What is expected:
Each entry is to be printed again word for word.

(Excerpted data Opens)

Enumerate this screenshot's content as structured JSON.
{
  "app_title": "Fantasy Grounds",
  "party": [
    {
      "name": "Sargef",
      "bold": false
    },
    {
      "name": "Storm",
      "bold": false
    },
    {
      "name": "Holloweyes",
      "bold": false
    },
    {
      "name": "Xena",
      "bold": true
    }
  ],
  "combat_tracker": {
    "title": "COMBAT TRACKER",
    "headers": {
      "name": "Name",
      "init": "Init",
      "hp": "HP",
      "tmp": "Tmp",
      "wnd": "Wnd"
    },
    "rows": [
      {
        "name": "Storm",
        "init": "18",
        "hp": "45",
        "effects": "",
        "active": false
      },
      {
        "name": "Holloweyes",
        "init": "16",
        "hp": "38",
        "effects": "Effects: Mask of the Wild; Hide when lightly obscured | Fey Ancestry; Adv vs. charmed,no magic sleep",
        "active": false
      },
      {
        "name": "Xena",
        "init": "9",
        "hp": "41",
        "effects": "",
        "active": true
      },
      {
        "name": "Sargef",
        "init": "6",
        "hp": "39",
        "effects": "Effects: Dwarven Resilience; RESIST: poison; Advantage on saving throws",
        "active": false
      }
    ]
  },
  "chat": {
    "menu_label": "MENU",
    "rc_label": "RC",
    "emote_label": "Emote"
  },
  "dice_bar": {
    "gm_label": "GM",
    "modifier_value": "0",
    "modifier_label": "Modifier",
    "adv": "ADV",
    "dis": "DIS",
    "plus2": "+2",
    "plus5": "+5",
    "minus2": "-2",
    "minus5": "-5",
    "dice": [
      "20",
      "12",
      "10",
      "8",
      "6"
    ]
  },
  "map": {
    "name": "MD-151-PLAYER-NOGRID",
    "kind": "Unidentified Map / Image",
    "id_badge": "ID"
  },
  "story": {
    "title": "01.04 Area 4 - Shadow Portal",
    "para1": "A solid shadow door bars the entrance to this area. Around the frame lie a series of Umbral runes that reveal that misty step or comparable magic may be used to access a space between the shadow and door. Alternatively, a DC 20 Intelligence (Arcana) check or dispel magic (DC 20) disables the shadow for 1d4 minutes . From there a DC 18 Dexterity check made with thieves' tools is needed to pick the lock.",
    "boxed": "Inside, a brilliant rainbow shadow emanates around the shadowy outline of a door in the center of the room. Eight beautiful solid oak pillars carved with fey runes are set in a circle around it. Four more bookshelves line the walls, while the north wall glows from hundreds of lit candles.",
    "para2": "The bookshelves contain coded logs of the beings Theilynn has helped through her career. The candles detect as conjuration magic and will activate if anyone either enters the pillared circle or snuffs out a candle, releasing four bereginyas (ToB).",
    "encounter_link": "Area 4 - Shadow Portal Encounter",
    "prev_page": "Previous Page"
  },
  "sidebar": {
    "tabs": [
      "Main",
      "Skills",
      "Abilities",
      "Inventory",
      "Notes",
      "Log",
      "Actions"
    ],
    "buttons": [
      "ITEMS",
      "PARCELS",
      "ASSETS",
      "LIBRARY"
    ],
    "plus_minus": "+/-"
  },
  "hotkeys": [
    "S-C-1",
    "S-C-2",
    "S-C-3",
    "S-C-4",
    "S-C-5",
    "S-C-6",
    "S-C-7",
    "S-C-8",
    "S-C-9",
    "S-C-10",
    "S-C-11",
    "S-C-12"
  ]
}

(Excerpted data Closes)

Result of the task:
Enumerate this screenshot's content as structured JSON.
{
  "app_title": "Fantasy Grounds",
  "party": [
    {
      "name": "Sargef",
      "bold": false
    },
    {
      "name": "Storm",
      "bold": false
    },
    {
      "name": "Holloweyes",
      "bold": false
    },
    {
      "name": "Xena",
      "bold": true
    }
  ],
  "combat_tracker": {
    "title": "COMBAT TRACKER",
    "headers": {
      "name": "Name",
      "init": "Init",
      "hp": "HP",
      "tmp": "Tmp",
      "wnd": "Wnd"
    },
    "rows": [
      {
        "name": "Storm",
        "init": "18",
        "hp": "45",
        "effects": "",
        "active": false
      },
      {
        "name": "Holloweyes",
        "init": "16",
        "hp": "38",
        "effects": "Effects: Mask of the Wild; Hide when lightly obscured | Fey Ancestry; Adv vs. charmed,no magic sleep",
        "active": false
      },
      {
        "name": "Xena",
        "init": "9",
        "hp": "41",
        "effects": "",
        "active": true
      },
      {
        "name": "Sargef",
        "init": "6",
        "hp": "39",
        "effects": "Effects: Dwarven Resilience; RESIST: poison; Advantage on saving throws",
        "active": false
      }
    ]
  },
  "chat": {
    "menu_label": "MENU",
    "rc_label": "RC",
    "emote_label": "Emote"
  },
  "dice_bar": {
    "gm_label": "GM",
    "modifier_value": "0",
    "modifier_label": "Modifier",
    "adv": "ADV",
    "dis": "DIS",
    "plus2": "+2",
    "plus5": "+5",
    "minus2": "-2",
    "minus5": "-5",
    "dice": [
      "20",
      "12",
      "10",
      "8",
      "6"
    ]
  },
  "map": {
    "name": "MD-151-PLAYER-NOGRID",
    "kind": "Unidentified Map / Image",
    "id_badge": "ID"
  },
  "story": {
    "title": "01.04 Area 4 - Shadow Portal",
    "para1": "A solid shadow door bars the entrance to this area. Around the frame lie a series of Umbral runes that reveal that misty step or comparable magic may be used to access a space between the shadow and door. Alternatively, a DC 20 Intelligence (Arcana) check or dispel magic (DC 20) disables the shadow for 1d4 minutes . From there a DC 18 Dexterity check made with thieves' tools is needed to pick the lock.",
    "boxed": "Inside, a brilliant rainbow shadow emanates around the shadowy outline of a door in the center of the room. Eight beautiful solid oak pillars carved with fey runes are set in a circle around it. Four more bookshelves line the walls, while the north wall glows from hundreds of lit candles.",
    "para2": "The bookshelves contain coded logs of the beings Theilynn has helped through her career. The candles detect as conjuration magic and will activate if anyone either enters the pillared circle or snuffs out a candle, releasing four bereginyas (ToB).",
    "encounter_link": "Area 4 - Shadow Portal Encounter",
    "prev_page": "Previous Page"
  },
  "sidebar": {
    "tabs": [
      "Main",
      "Skills",
      "Abilities",
      "Inventory",
      "Notes",
      "Log",
      "Actions"
    ],
    "buttons": [
      "ITEMS",
      "PARCELS",
      "ASSETS",
      "LIBRARY"
    ],
    "plus_minus": "+/-"
  },
  "hotkeys": [
    "S-C-1",
    "S-C-2",
    "S-C-3",
    "S-C-4",
    "S-C-5",
    "S-C-6",
    "S-C-7",
    "S-C-8",
    "S-C-9",
    "S-C-10",
    "S-C-11",
    "S-C-12"
  ]
}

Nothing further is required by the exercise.